“This summer, I had the opportunity to meet with Haroutioun Andonian, a 101-year-old survivor of the Armenian Genocide living in our community,” Rep. Schiff said. “Today, I submitted his survival story into the Congressional Record, and I hope that it will contribute to a better understanding of the nature of the genocide, raise awareness of the issue, and help educate the Members of Congress on the imperative of recognizing the Armenian Genocide.”
The Armenian Genocide Congressional Record Project, pioneered by Rep. Schiff, is part of an ongoing effort to parallel H. Res. 252, the Congressional resolution he sponsored to recognize and commemorate the genocide carried out against Armenians by the Ottoman Empire from 1915 to 1923. Rep. Schiff continues to encourage survivors of the Genocide and their families from throughout the country to participate in the project by sending in the stories of what happened to their family during the Genocide.
Please send your family’s story to Mary Hovagimian in Rep. Schiff’s Pasadena office at firstname.lastname@example.org.
Below please find the story submitted as included in the Congressional Record:
Hon. Adam Schiff
Thursday, June 15, 2010
Rep. Adam B. Schiff
Mr. SCHIFF. Madame Speaker, I rise today to memorialize and record a courageous story of survival of the Armenian Genocide. The Armenian Genocide, perpetrated by the Ottoman Empire from 1915 to 1923, resulted in the death of 1.5 million Armenian men, women, and children. As the U.S. Ambassador to the Ottoman Empire Henry Morgenthau documented at the time, it was a campaign of “race extermination.”
The campaign to annihilate the Armenian people failed, as illustrated by the proud Armenian nation and prosperous diaspora. It is difficult if not impossible to find an Armenian family not touched by the genocide, and while there are some survivors still with us, it is imperative that we record their stories. Through the Armenian Genocide Congressional Record Project, I hope to document the harrowing stories of the survivors in an effort to preserve their accounts and to help educate the Members of Congress now and in the future of the necessity of recognizing the Armenian Genocide.
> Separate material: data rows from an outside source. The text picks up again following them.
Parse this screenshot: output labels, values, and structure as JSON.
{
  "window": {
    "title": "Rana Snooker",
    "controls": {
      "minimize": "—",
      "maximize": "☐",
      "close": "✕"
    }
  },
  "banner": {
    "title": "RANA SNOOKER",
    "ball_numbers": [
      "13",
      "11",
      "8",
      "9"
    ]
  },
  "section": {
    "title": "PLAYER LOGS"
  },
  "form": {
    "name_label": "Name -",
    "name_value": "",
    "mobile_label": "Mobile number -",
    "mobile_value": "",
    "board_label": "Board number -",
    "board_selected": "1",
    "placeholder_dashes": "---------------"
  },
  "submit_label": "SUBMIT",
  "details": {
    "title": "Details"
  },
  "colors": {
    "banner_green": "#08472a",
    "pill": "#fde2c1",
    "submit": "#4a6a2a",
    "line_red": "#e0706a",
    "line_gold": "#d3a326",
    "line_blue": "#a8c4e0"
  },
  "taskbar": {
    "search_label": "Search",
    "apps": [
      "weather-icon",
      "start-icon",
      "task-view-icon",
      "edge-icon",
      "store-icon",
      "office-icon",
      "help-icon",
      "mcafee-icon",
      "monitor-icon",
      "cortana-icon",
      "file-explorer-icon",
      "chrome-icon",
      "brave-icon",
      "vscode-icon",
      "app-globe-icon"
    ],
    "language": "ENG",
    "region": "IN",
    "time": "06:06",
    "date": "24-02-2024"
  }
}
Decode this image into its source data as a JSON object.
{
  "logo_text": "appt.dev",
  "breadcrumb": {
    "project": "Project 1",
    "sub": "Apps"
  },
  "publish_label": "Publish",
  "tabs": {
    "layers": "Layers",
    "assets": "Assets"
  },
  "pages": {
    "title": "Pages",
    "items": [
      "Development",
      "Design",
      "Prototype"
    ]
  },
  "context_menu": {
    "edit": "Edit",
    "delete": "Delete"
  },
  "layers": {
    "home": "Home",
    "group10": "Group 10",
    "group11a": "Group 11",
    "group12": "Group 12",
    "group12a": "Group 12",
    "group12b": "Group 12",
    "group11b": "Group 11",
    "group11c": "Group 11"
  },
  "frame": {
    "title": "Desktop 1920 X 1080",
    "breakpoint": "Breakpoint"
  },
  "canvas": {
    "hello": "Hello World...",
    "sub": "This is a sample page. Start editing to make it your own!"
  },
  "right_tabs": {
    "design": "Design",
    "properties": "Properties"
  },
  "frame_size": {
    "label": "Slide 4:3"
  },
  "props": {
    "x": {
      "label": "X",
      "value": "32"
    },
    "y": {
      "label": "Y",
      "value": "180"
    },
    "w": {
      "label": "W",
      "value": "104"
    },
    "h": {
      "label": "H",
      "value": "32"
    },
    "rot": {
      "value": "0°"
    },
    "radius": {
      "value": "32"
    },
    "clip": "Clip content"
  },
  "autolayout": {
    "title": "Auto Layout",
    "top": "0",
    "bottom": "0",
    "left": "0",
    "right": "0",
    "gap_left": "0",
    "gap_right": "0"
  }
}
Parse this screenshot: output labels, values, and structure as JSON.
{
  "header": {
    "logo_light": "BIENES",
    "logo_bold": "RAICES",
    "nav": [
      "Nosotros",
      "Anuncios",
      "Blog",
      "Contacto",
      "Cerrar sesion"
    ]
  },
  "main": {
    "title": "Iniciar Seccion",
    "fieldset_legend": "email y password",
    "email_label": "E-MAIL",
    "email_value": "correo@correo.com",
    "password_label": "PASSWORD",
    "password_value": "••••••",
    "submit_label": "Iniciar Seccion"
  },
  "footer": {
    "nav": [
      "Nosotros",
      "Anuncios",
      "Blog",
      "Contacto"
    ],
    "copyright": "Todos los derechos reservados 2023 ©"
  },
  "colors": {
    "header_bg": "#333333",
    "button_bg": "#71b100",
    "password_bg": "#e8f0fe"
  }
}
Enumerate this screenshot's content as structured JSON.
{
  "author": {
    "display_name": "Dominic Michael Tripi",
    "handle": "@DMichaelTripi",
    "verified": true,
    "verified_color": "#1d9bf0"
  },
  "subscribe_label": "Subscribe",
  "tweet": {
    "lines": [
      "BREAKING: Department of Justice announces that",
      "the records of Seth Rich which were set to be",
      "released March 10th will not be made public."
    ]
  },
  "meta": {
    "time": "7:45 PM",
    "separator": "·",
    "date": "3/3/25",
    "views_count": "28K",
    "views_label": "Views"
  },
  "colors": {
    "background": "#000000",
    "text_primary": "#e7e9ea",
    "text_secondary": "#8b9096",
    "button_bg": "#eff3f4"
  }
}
This is one of those stories:
Submitted by Nareg Krumian, the grandson of Haroutioun Andonian:
“Haroutioun Andonian was born in Gurun Turkey in 1909 and grew up with his father, mother, grandmother and younger sister. At the age of 6, his father and mother were separated from him, his sister and his grandmother. His father was arrested by Turkish soldiers and his mother was taken away. He still remembers a line of people bound to each other at their wrists and being marched away from his village. Among them was Haroutioun’s father, whom he never saw afterwards. He never saw his mother again either. He was rounded up with his sister, grandmother and other neighbors by another group of soldiers and taken away to various cities and villages. By the time they reached Aintab (presently called Gaziantep), his sister and grandmother were too weak from hunger and the forced marches that they lost their lives as well.
“In Aintab, various Armenian, American and European aid workers tried to contain the situation of children left without family. The orphans were disbursed to various Armenian and Turkish homes throughout the villages of Aintab. Haroutioun remembers the name of Balaban Khoja, a teacher, who was instrumental in placing the orphans with families who wanted children. After going through several homes, Haroutioun lived with a lady who would later become his mother-in-law.
“Around the time he was 10 years old, American and Danish missionaries began taking the children to orphanages in Lebanon and the U.S. Haroutioun was sent to Jbeil, a city in northern Lebanon, where he stayed until around 1925 when he was sent to France through the aid of the American charity Near East Relief. For a few years, he worked on a farm and later went to Paris to work at the Renault factory where he was responsible for chroming metal components.
“In the early 1930s, Haroutioun found out that the lady who had cared for him last as a child in Aintab had herself been forced to evacuate her village with her family and was living in Aleppo, Syria. He went to Syria, began working in various fields such as trading in cloth and yarn, and managing Turkish baths that were still prevalent during that period. He also married his host mother’s daughter, Marie, with whom he had one daughter, Alice.
“Haroutioun and Marie left Syria for the last time in 1987 and came to Los Angeles to join their daughter and her family. In 2002, he became a US citizen and shared a letter with the judge presiding over the procedure that he had kept for over 70 years. The letter was from the Near East Relief thanking Haroutioun for paying back funds he had borrowed during his journey to France. Though not obligated to do so, Haroutioun had felt that re-paying into the fund would allow other unfortunate people with the opportunity to rebuild their lives. To this day, he maintains that the government of Turkey and its soldiers took away his ability to know what it was to have a family but that today, living in the United States at the age of 101 amid his two grandchildren and six great grandchildren, he has become a king who has everything.”